» **Task to carry out**:
Please repeat the entries below exactly as written, leaving out any images.

+++ Input data +++

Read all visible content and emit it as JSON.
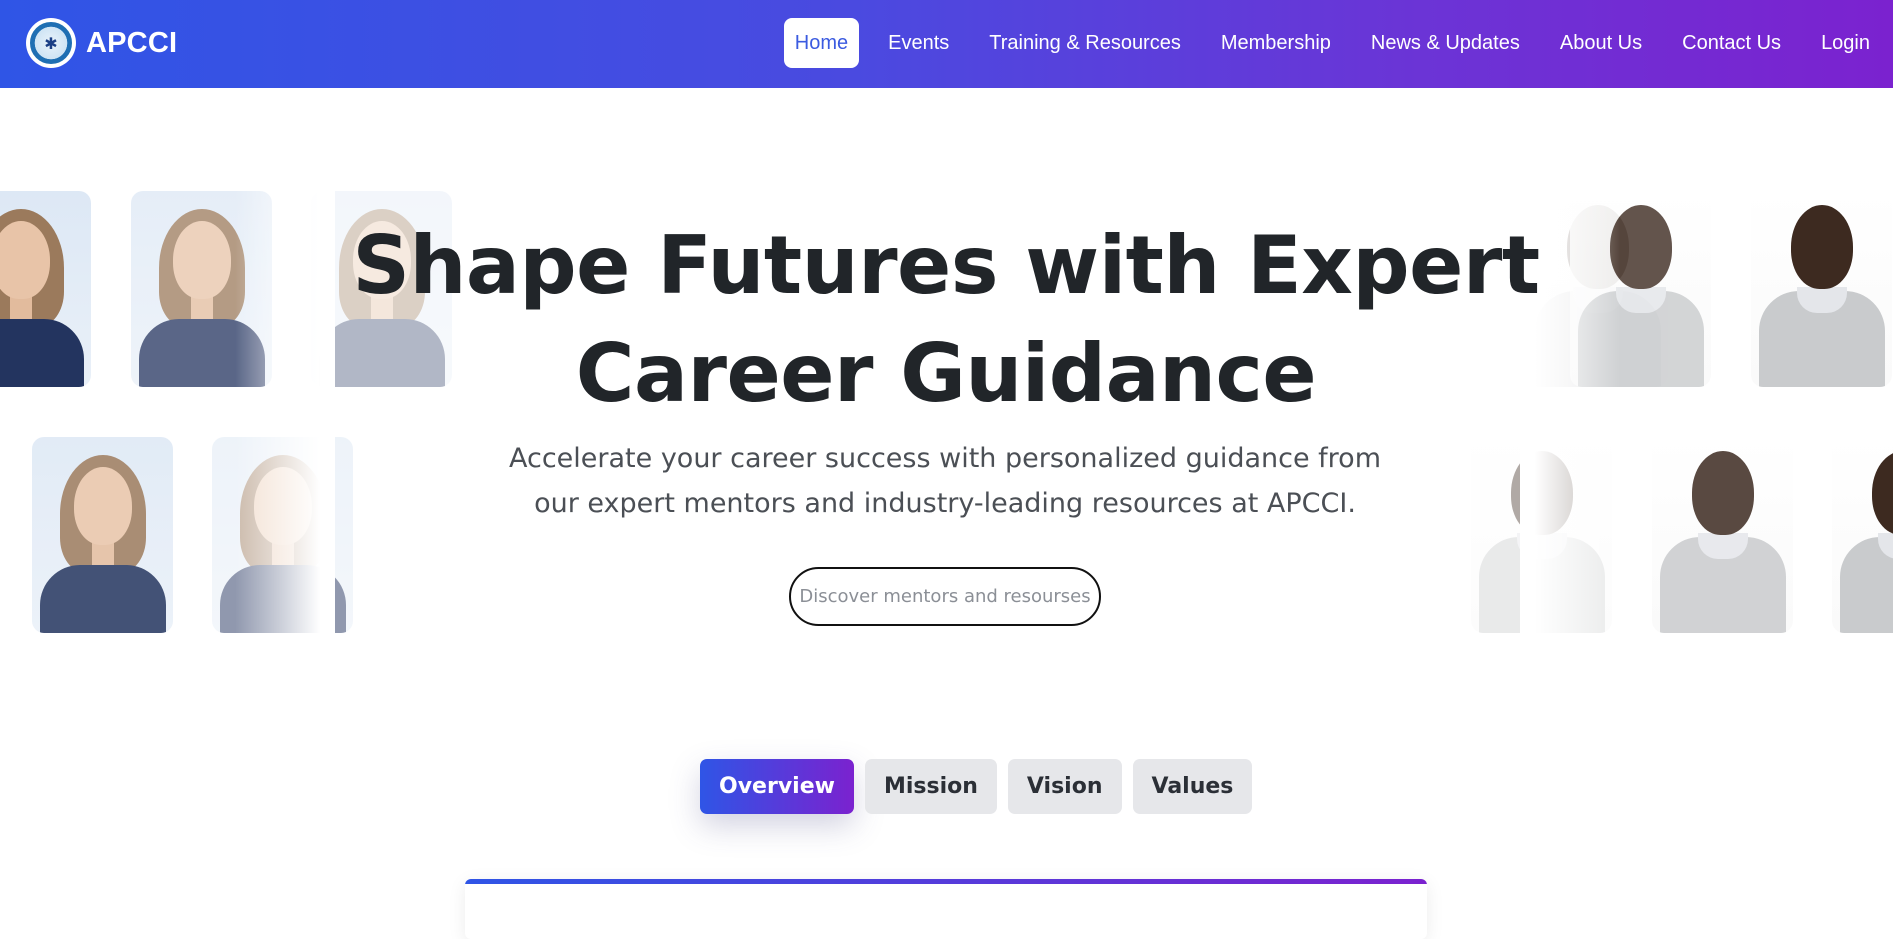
{
  "brand": {
    "name": "APCCI",
    "logo_icon": "apcci-logo-icon"
  },
  "nav": {
    "items": [
      {
        "label": "Home",
        "active": true
      },
      {
        "label": "Events",
        "active": false
      },
      {
        "label": "Training & Resources",
        "active": false
      },
      {
        "label": "Membership",
        "active": false
      },
      {
        "label": "News & Updates",
        "active": false
      },
      {
        "label": "About Us",
        "active": false
      },
      {
        "label": "Contact Us",
        "active": false
      },
      {
        "label": "Login",
        "active": false
      }
    ]
  },
  "hero": {
    "title_line1": "Shape Futures with Expert",
    "title_line2": "Career Guidance",
    "subtitle_line1": "Accelerate your career success with personalized guidance from",
    "subtitle_line2": "our expert mentors and industry-leading resources at APCCI.",
    "search_placeholder": "Discover mentors and resourses"
  },
  "tabs": [
    {
      "label": "Overview",
      "active": true
    },
    {
      "label": "Mission",
      "active": false
    },
    {
      "label": "Vision",
      "active": false
    },
    {
      "label": "Values",
      "active": false
    }
  ],
  "colors": {
    "nav_gradient_start": "#2f55e6",
    "nav_gradient_end": "#7b22cf",
    "active_link": "#3b5be0",
    "title_text": "#212529"
  }
}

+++

» **Output below**:
Read all visible content and emit it as JSON.
{
  "brand": {
    "name": "APCCI",
    "logo_icon": "apcci-logo-icon"
  },
  "nav": {
    "items": [
      {
        "label": "Home",
        "active": true
      },
      {
        "label": "Events",
        "active": false
      },
      {
        "label": "Training & Resources",
        "active": false
      },
      {
        "label": "Membership",
        "active": false
      },
      {
        "label": "News & Updates",
        "active": false
      },
      {
        "label": "About Us",
        "active": false
      },
      {
        "label": "Contact Us",
        "active": false
      },
      {
        "label": "Login",
        "active": false
      }
    ]
  },
  "hero": {
    "title_line1": "Shape Futures with Expert",
    "title_line2": "Career Guidance",
    "subtitle_line1": "Accelerate your career success with personalized guidance from",
    "subtitle_line2": "our expert mentors and industry-leading resources at APCCI.",
    "search_placeholder": "Discover mentors and resourses"
  },
  "tabs": [
    {
      "label": "Overview",
      "active": true
    },
    {
      "label": "Mission",
      "active": false
    },
    {
      "label": "Vision",
      "active": false
    },
    {
      "label": "Values",
      "active": false
    }
  ],
  "colors": {
    "nav_gradient_start": "#2f55e6",
    "nav_gradient_end": "#7b22cf",
    "active_link": "#3b5be0",
    "title_text": "#212529"
  }
}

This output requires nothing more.